Follow along as coach Steve Marchi rolls out a series of blogs to help you improve soft skills and how to think about the game away from the X’s and O’s.
What comes to mind when you think of the word GRIT?
And sorry Philly fans, we aren’t talking about Gritty today – although he’s taken the league by storm since his rookie year.
For me, a great player example that comes to mind is Jaromir Jagr (one of the NHL 100 greatest players of all-time). At 48 years old, the guy is still putting up points while in his 33rd season of pro hockey. Yes, you read that correctly.
After 33 years of professional hockey, Jags is still punishing his body both mentally and physically to go out and play the game he absolutely loves.
Jagr is known for his relentless workout routine (check out this video). Ever since he was 7 years old, he starting doing 1,000 squats a day. He also is a fan of late-night practices while wearing a weighted vest and ankle weights to improve his strength and work on puck protection.
He is the epitome of Grit – combining his passion for hockey and perseverance to get better every day.
What is GRIT?
Grit has turned Jagr into one of the best hockey players of all time – but how did he get there?
Angela Duckworth, a psychologist, professor, and researcher at the University of Pennsylvania brings a fresh look to the idea of Grit. Her book Grit: The Power of Passion and Perseverance is a great read for coaches, parents, and players to understand Grit, and how to develop it from the inside out.
Her passion in life is researching Who is Successful and Why are they Successful. Is it Talent or is it Effort?
Here is a great video review of the book and her research:
The GRIT Equation
Let’s look at how to take your skills and turn them into achievement.
Duckworth and her team have been researching the idea of Grit and came up with the following Grit Equation:
If there is something you are passionate about and you have a bit of talent, you need to put in Effort to develop the Skill.
But then you need to put more Effort into working on your Skill if you want to reach an Achievement.
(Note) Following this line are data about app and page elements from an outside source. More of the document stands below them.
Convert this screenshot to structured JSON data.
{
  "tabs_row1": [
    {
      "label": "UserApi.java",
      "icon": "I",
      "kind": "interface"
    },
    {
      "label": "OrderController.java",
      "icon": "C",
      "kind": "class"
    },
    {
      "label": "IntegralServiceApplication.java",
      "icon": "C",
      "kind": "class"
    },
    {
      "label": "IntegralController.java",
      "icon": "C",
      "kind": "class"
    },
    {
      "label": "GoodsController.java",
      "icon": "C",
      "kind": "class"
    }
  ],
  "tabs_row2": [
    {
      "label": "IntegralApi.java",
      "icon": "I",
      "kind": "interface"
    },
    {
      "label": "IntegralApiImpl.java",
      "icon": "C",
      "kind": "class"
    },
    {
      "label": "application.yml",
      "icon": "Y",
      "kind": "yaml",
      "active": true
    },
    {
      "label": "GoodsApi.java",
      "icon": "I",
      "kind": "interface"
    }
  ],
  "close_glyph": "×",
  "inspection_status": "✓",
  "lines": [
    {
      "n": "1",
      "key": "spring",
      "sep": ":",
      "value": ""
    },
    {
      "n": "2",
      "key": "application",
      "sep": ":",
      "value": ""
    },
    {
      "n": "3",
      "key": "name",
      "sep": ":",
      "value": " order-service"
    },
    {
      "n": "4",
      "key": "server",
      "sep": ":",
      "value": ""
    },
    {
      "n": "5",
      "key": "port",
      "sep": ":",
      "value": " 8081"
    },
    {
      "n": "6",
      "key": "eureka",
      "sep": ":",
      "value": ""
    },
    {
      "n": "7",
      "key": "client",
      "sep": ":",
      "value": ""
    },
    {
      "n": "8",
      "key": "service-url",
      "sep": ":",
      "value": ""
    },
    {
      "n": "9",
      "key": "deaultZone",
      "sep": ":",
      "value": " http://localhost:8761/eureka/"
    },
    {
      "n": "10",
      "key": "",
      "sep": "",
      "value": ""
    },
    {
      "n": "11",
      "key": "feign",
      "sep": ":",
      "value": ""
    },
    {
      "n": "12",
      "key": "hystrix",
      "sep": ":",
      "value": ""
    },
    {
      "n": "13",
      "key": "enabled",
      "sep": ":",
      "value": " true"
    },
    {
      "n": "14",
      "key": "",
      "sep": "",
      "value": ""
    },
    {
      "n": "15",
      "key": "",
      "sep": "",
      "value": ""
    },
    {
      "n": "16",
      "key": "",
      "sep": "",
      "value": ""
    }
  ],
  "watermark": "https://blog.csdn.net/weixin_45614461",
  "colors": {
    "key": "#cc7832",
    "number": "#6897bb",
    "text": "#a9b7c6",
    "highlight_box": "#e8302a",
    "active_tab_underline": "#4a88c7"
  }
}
Talent x Effort will give you Skill. But Skill x Effort will result in Achieving your Goals.
Put simply – EFFORT COUNTS TWICE!
How do you work on GRIT?
Grit is the sustained application of effort towards a long-term goal. You need to have both Passion and Perseverance in order to achieve your goal.
- Develop Your Passion – You have to truly love the game of hockey if you want to work on your Grit and achieve your long-term goals.
- Daily Improvement – Finding a way to improve every day is key to success. The first step is showing up, the next step is improving. Find a way to persevere on the days when you don’t feel like it. Set daily goals that align to your long-term goals, and remember there are no days off!
- Find a Greater Purpose – Are you just another player on your team, or are you doing what you can to improve the community around you? It took me a long time to find my purpose with Hockey – and that’s to help improve players and coaches and give back to a game that has given me so much. Having a greater purpose helps me be a better coach, mentor, and leader. What is your purpose?
- Develop a Growth Mindset – Understanding that you control your own potential will help you improve your Grit and achieve your goals. More on Growth Mindset for Hockey Players in another one of our blogs here:
Let’s look at Jagr’s GRIT
As a young kid he fell in love with hockey. It became his passion and he set a long-term goal to play at the highest level he can, and for as long as he can. He took his Talent and put in daily Effort with his squat routine and both on and off-ice work to develop his Skills. He continues to this day putting in Effort to work on his Skills so he can achieve his goals.
His Grit Factor is strong. No wonder why he is still in love with the game and still playing at the highest level he can.